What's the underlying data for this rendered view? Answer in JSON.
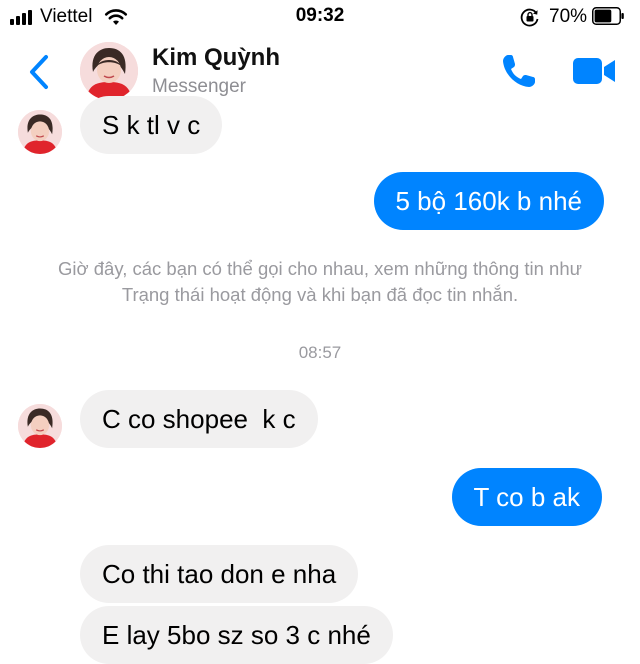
{
  "status_bar": {
    "carrier": "Viettel",
    "time": "09:32",
    "battery_percent": "70%",
    "battery_level": 0.7,
    "icons": [
      "signal-icon",
      "wifi-icon",
      "rotation-lock-icon",
      "battery-icon"
    ]
  },
  "header": {
    "contact_name": "Kim Quỳnh",
    "subtitle": "Messenger",
    "icons": [
      "back-chevron-icon",
      "phone-icon",
      "video-camera-icon"
    ],
    "accent_color": "#0084ff"
  },
  "messages": [
    {
      "direction": "in",
      "text": "S k tl v c"
    },
    {
      "direction": "out",
      "text": "5 bộ 160k b nhé"
    }
  ],
  "system_note": "Giờ đây, các bạn có thể gọi cho nhau, xem những thông tin như Trạng thái hoạt động và khi bạn đã đọc tin nhắn.",
  "timestamp": "08:57",
  "messages_after": [
    {
      "direction": "in",
      "text": "C co shopee  k c"
    },
    {
      "direction": "out",
      "text": "T co b ak"
    },
    {
      "direction": "in",
      "text": "Co thi tao don e nha"
    },
    {
      "direction": "in",
      "text": "E lay 5bo sz so 3 c nhé"
    }
  ],
  "colors": {
    "incoming_bubble": "#f1f0f0",
    "outgoing_bubble": "#0084ff",
    "meta_text": "#9a9a9f"
  }
}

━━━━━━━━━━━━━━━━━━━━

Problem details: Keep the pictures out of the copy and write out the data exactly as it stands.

Exercise result:
What's the underlying data for this rendered view? Answer in JSON.
{
  "status_bar": {
    "carrier": "Viettel",
    "time": "09:32",
    "battery_percent": "70%",
    "battery_level": 0.7,
    "icons": [
      "signal-icon",
      "wifi-icon",
      "rotation-lock-icon",
      "battery-icon"
    ]
  },
  "header": {
    "contact_name": "Kim Quỳnh",
    "subtitle": "Messenger",
    "icons": [
      "back-chevron-icon",
      "phone-icon",
      "video-camera-icon"
    ],
    "accent_color": "#0084ff"
  },
  "messages": [
    {
      "direction": "in",
      "text": "S k tl v c"
    },
    {
      "direction": "out",
      "text": "5 bộ 160k b nhé"
    }
  ],
  "system_note": "Giờ đây, các bạn có thể gọi cho nhau, xem những thông tin như Trạng thái hoạt động và khi bạn đã đọc tin nhắn.",
  "timestamp": "08:57",
  "messages_after": [
    {
      "direction": "in",
      "text": "C co shopee  k c"
    },
    {
      "direction": "out",
      "text": "T co b ak"
    },
    {
      "direction": "in",
      "text": "Co thi tao don e nha"
    },
    {
      "direction": "in",
      "text": "E lay 5bo sz so 3 c nhé"
    }
  ],
  "colors": {
    "incoming_bubble": "#f1f0f0",
    "outgoing_bubble": "#0084ff",
    "meta_text": "#9a9a9f"
  }
}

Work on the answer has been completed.